◆ Goal of the exercise
The entries below are to be duplicated exactly, with nothing left out.

(Data about app and page elements)
- - -

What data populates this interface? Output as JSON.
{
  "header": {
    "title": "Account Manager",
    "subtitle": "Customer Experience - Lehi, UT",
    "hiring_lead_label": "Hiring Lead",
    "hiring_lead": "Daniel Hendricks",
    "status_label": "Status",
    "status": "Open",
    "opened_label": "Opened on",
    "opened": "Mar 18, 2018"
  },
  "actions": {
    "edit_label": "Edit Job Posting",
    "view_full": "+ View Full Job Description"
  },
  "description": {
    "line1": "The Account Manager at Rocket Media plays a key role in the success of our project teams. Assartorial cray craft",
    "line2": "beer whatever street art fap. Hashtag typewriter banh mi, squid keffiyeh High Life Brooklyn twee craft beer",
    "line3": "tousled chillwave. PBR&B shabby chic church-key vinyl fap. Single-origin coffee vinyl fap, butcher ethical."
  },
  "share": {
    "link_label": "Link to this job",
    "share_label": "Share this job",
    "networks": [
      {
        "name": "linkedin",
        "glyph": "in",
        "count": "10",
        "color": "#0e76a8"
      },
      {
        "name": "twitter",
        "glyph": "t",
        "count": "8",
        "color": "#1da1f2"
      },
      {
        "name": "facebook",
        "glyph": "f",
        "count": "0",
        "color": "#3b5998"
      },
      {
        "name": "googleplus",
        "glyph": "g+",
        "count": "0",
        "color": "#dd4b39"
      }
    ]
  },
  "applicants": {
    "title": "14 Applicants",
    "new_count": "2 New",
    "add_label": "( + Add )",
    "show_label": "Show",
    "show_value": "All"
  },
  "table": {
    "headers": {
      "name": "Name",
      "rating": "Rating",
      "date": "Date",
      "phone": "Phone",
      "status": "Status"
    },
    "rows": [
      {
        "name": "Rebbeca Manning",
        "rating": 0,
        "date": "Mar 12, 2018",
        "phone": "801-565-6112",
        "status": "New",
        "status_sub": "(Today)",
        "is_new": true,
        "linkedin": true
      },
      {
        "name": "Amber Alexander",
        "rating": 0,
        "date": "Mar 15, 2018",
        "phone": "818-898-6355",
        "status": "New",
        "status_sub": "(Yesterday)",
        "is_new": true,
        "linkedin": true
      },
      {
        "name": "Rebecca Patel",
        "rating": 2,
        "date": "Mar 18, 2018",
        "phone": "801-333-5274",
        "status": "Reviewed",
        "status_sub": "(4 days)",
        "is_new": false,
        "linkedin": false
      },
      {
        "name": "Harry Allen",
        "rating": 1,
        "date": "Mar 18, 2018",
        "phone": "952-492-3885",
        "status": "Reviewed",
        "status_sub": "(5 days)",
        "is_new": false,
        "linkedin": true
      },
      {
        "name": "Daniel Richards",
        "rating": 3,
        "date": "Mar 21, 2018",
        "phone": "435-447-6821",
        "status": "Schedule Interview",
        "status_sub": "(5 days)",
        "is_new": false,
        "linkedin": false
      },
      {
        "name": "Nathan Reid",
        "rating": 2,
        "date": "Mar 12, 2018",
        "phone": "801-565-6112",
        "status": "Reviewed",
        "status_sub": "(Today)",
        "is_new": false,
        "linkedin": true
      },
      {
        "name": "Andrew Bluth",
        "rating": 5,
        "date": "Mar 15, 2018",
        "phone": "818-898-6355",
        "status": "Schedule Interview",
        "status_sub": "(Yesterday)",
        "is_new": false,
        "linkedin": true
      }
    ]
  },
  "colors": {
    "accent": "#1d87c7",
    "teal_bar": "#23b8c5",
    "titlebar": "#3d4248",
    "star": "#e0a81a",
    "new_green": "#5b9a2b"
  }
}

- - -

◆ Solution for this exercise
What data populates this interface? Output as JSON.
{
  "header": {
    "title": "Account Manager",
    "subtitle": "Customer Experience - Lehi, UT",
    "hiring_lead_label": "Hiring Lead",
    "hiring_lead": "Daniel Hendricks",
    "status_label": "Status",
    "status": "Open",
    "opened_label": "Opened on",
    "opened": "Mar 18, 2018"
  },
  "actions": {
    "edit_label": "Edit Job Posting",
    "view_full": "+ View Full Job Description"
  },
  "description": {
    "line1": "The Account Manager at Rocket Media plays a key role in the success of our project teams. Assartorial cray craft",
    "line2": "beer whatever street art fap. Hashtag typewriter banh mi, squid keffiyeh High Life Brooklyn twee craft beer",
    "line3": "tousled chillwave. PBR&B shabby chic church-key vinyl fap. Single-origin coffee vinyl fap, butcher ethical."
  },
  "share": {
    "link_label": "Link to this job",
    "share_label": "Share this job",
    "networks": [
      {
        "name": "linkedin",
        "glyph": "in",
        "count": "10",
        "color": "#0e76a8"
      },
      {
        "name": "twitter",
        "glyph": "t",
        "count": "8",
        "color": "#1da1f2"
      },
      {
        "name": "facebook",
        "glyph": "f",
        "count": "0",
        "color": "#3b5998"
      },
      {
        "name": "googleplus",
        "glyph": "g+",
        "count": "0",
        "color": "#dd4b39"
      }
    ]
  },
  "applicants": {
    "title": "14 Applicants",
    "new_count": "2 New",
    "add_label": "( + Add )",
    "show_label": "Show",
    "show_value": "All"
  },
  "table": {
    "headers": {
      "name": "Name",
      "rating": "Rating",
      "date": "Date",
      "phone": "Phone",
      "status": "Status"
    },
    "rows": [
      {
        "name": "Rebbeca Manning",
        "rating": 0,
        "date": "Mar 12, 2018",
        "phone": "801-565-6112",
        "status": "New",
        "status_sub": "(Today)",
        "is_new": true,
        "linkedin": true
      },
      {
        "name": "Amber Alexander",
        "rating": 0,
        "date": "Mar 15, 2018",
        "phone": "818-898-6355",
        "status": "New",
        "status_sub": "(Yesterday)",
        "is_new": true,
        "linkedin": true
      },
      {
        "name": "Rebecca Patel",
        "rating": 2,
        "date": "Mar 18, 2018",
        "phone": "801-333-5274",
        "status": "Reviewed",
        "status_sub": "(4 days)",
        "is_new": false,
        "linkedin": false
      },
      {
        "name": "Harry Allen",
        "rating": 1,
        "date": "Mar 18, 2018",
        "phone": "952-492-3885",
        "status": "Reviewed",
        "status_sub": "(5 days)",
        "is_new": false,
        "linkedin": true
      },
      {
        "name": "Daniel Richards",
        "rating": 3,
        "date": "Mar 21, 2018",
        "phone": "435-447-6821",
        "status": "Schedule Interview",
        "status_sub": "(5 days)",
        "is_new": false,
        "linkedin": false
      },
      {
        "name": "Nathan Reid",
        "rating": 2,
        "date": "Mar 12, 2018",
        "phone": "801-565-6112",
        "status": "Reviewed",
        "status_sub": "(Today)",
        "is_new": false,
        "linkedin": true
      },
      {
        "name": "Andrew Bluth",
        "rating": 5,
        "date": "Mar 15, 2018",
        "phone": "818-898-6355",
        "status": "Schedule Interview",
        "status_sub": "(Yesterday)",
        "is_new": false,
        "linkedin": true
      }
    ]
  },
  "colors": {
    "accent": "#1d87c7",
    "teal_bar": "#23b8c5",
    "titlebar": "#3d4248",
    "star": "#e0a81a",
    "new_green": "#5b9a2b"
  }
}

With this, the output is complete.